_EXERCISE DETAILS_:
All of the data below needs to be set down once more, exactly as written.

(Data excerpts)
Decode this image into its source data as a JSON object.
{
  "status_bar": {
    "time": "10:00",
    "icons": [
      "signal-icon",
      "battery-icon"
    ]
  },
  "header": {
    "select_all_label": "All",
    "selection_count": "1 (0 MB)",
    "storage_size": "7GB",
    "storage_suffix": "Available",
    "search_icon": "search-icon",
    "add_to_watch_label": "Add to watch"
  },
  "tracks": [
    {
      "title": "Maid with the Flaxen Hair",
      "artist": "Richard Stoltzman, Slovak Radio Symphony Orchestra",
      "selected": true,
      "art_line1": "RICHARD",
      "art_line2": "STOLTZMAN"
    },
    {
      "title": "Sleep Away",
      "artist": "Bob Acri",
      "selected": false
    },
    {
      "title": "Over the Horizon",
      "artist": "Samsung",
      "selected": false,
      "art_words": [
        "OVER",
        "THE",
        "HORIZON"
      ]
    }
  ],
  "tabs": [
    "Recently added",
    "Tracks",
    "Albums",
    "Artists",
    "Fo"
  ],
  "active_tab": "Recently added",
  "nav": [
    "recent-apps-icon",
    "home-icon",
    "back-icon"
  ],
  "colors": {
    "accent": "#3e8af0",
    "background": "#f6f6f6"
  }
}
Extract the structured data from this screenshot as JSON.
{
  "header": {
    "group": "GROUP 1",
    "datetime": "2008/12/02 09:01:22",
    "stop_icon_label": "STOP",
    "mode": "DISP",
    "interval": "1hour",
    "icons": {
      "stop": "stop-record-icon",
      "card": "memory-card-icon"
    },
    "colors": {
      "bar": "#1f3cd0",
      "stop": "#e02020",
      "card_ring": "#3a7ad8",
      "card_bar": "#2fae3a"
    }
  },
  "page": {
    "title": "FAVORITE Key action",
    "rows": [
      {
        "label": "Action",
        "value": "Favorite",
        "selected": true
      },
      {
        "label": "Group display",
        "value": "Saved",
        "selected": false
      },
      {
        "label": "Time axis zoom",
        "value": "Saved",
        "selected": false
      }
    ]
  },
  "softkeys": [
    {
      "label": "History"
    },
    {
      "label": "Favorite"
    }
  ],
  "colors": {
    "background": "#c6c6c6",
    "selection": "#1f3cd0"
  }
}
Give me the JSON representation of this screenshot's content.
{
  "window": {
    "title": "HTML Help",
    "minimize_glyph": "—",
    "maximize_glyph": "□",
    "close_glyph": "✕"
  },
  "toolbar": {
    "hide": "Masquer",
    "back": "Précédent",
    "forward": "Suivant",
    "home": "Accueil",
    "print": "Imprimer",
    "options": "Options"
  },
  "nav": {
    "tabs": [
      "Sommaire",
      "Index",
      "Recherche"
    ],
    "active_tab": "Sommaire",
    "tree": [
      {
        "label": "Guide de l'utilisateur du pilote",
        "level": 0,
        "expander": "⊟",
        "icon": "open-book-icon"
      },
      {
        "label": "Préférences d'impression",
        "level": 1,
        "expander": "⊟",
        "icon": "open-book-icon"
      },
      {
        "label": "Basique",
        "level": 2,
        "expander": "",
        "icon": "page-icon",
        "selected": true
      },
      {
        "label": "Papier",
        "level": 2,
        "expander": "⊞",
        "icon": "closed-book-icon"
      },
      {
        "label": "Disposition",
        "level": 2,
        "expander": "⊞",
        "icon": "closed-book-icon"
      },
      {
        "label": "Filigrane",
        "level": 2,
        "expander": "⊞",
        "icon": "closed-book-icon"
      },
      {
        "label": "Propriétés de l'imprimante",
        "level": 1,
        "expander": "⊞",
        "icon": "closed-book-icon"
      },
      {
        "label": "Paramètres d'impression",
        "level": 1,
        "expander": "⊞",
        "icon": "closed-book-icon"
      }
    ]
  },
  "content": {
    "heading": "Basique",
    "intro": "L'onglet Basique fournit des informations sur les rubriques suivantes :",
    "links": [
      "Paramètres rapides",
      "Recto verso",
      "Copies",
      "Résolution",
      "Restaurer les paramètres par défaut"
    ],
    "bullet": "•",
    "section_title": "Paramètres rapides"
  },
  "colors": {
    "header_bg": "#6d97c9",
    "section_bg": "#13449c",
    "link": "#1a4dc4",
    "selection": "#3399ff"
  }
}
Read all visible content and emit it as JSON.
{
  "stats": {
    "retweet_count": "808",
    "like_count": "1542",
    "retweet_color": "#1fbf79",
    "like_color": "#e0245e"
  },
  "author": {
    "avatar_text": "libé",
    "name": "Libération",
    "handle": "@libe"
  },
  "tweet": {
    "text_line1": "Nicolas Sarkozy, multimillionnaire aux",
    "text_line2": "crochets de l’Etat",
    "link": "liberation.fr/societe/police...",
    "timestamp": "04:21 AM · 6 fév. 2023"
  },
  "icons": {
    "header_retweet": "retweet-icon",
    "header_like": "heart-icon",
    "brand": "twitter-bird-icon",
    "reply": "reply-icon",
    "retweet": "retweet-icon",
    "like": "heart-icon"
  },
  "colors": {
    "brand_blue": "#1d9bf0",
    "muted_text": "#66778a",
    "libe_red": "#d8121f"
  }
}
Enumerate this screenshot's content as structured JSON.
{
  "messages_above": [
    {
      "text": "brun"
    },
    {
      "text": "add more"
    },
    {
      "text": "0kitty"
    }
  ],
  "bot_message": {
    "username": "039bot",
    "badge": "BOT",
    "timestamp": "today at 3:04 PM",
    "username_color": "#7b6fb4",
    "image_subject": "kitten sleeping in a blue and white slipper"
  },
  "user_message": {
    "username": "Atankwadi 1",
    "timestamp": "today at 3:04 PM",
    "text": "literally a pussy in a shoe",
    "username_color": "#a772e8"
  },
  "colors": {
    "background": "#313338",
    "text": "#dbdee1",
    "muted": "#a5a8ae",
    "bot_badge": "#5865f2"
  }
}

_EXERCISE OUTPUT_:
Decode this image into its source data as a JSON object.
{
  "status_bar": {
    "time": "10:00",
    "icons": [
      "signal-icon",
      "battery-icon"
    ]
  },
  "header": {
    "select_all_label": "All",
    "selection_count": "1 (0 MB)",
    "storage_size": "7GB",
    "storage_suffix": "Available",
    "search_icon": "search-icon",
    "add_to_watch_label": "Add to watch"
  },
  "tracks": [
    {
      "title": "Maid with the Flaxen Hair",
      "artist": "Richard Stoltzman, Slovak Radio Symphony Orchestra",
      "selected": true,
      "art_line1": "RICHARD",
      "art_line2": "STOLTZMAN"
    },
    {
      "title": "Sleep Away",
      "artist": "Bob Acri",
      "selected": false
    },
    {
      "title": "Over the Horizon",
      "artist": "Samsung",
      "selected": false,
      "art_words": [
        "OVER",
        "THE",
        "HORIZON"
      ]
    }
  ],
  "tabs": [
    "Recently added",
    "Tracks",
    "Albums",
    "Artists",
    "Fo"
  ],
  "active_tab": "Recently added",
  "nav": [
    "recent-apps-icon",
    "home-icon",
    "back-icon"
  ],
  "colors": {
    "accent": "#3e8af0",
    "background": "#f6f6f6"
  }
}
Extract the structured data from this screenshot as JSON.
{
  "header": {
    "group": "GROUP 1",
    "datetime": "2008/12/02 09:01:22",
    "stop_icon_label": "STOP",
    "mode": "DISP",
    "interval": "1hour",
    "icons": {
      "stop": "stop-record-icon",
      "card": "memory-card-icon"
    },
    "colors": {
      "bar": "#1f3cd0",
      "stop": "#e02020",
      "card_ring": "#3a7ad8",
      "card_bar": "#2fae3a"
    }
  },
  "page": {
    "title": "FAVORITE Key action",
    "rows": [
      {
        "label": "Action",
        "value": "Favorite",
        "selected": true
      },
      {
        "label": "Group display",
        "value": "Saved",
        "selected": false
      },
      {
        "label": "Time axis zoom",
        "value": "Saved",
        "selected": false
      }
    ]
  },
  "softkeys": [
    {
      "label": "History"
    },
    {
      "label": "Favorite"
    }
  ],
  "colors": {
    "background": "#c6c6c6",
    "selection": "#1f3cd0"
  }
}
Give me the JSON representation of this screenshot's content.
{
  "window": {
    "title": "HTML Help",
    "minimize_glyph": "—",
    "maximize_glyph": "□",
    "close_glyph": "✕"
  },
  "toolbar": {
    "hide": "Masquer",
    "back": "Précédent",
    "forward": "Suivant",
    "home": "Accueil",
    "print": "Imprimer",
    "options": "Options"
  },
  "nav": {
    "tabs": [
      "Sommaire",
      "Index",
      "Recherche"
    ],
    "active_tab": "Sommaire",
    "tree": [
      {
        "label": "Guide de l'utilisateur du pilote",
        "level": 0,
        "expander": "⊟",
        "icon": "open-book-icon"
      },
      {
        "label": "Préférences d'impression",
        "level": 1,
        "expander": "⊟",
        "icon": "open-book-icon"
      },
      {
        "label": "Basique",
        "level": 2,
        "expander": "",
        "icon": "page-icon",
        "selected": true
      },
      {
        "label": "Papier",
        "level": 2,
        "expander": "⊞",
        "icon": "closed-book-icon"
      },
      {
        "label": "Disposition",
        "level": 2,
        "expander": "⊞",
        "icon": "closed-book-icon"
      },
      {
        "label": "Filigrane",
        "level": 2,
        "expander": "⊞",
        "icon": "closed-book-icon"
      },
      {
        "label": "Propriétés de l'imprimante",
        "level": 1,
        "expander": "⊞",
        "icon": "closed-book-icon"
      },
      {
        "label": "Paramètres d'impression",
        "level": 1,
        "expander": "⊞",
        "icon": "closed-book-icon"
      }
    ]
  },
  "content": {
    "heading": "Basique",
    "intro": "L'onglet Basique fournit des informations sur les rubriques suivantes :",
    "links": [
      "Paramètres rapides",
      "Recto verso",
      "Copies",
      "Résolution",
      "Restaurer les paramètres par défaut"
    ],
    "bullet": "•",
    "section_title": "Paramètres rapides"
  },
  "colors": {
    "header_bg": "#6d97c9",
    "section_bg": "#13449c",
    "link": "#1a4dc4",
    "selection": "#3399ff"
  }
}
Read all visible content and emit it as JSON.
{
  "stats": {
    "retweet_count": "808",
    "like_count": "1542",
    "retweet_color": "#1fbf79",
    "like_color": "#e0245e"
  },
  "author": {
    "avatar_text": "libé",
    "name": "Libération",
    "handle": "@libe"
  },
  "tweet": {
    "text_line1": "Nicolas Sarkozy, multimillionnaire aux",
    "text_line2": "crochets de l’Etat",
    "link": "liberation.fr/societe/police...",
    "timestamp": "04:21 AM · 6 fév. 2023"
  },
  "icons": {
    "header_retweet": "retweet-icon",
    "header_like": "heart-icon",
    "brand": "twitter-bird-icon",
    "reply": "reply-icon",
    "retweet": "retweet-icon",
    "like": "heart-icon"
  },
  "colors": {
    "brand_blue": "#1d9bf0",
    "muted_text": "#66778a",
    "libe_red": "#d8121f"
  }
}
Enumerate this screenshot's content as structured JSON.
{
  "messages_above": [
    {
      "text": "brun"
    },
    {
      "text": "add more"
    },
    {
      "text": "0kitty"
    }
  ],
  "bot_message": {
    "username": "039bot",
    "badge": "BOT",
    "timestamp": "today at 3:04 PM",
    "username_color": "#7b6fb4",
    "image_subject": "kitten sleeping in a blue and white slipper"
  },
  "user_message": {
    "username": "Atankwadi 1",
    "timestamp": "today at 3:04 PM",
    "text": "literally a pussy in a shoe",
    "username_color": "#a772e8"
  },
  "colors": {
    "background": "#313338",
    "text": "#dbdee1",
    "muted": "#a5a8ae",
    "bot_badge": "#5865f2"
  }
}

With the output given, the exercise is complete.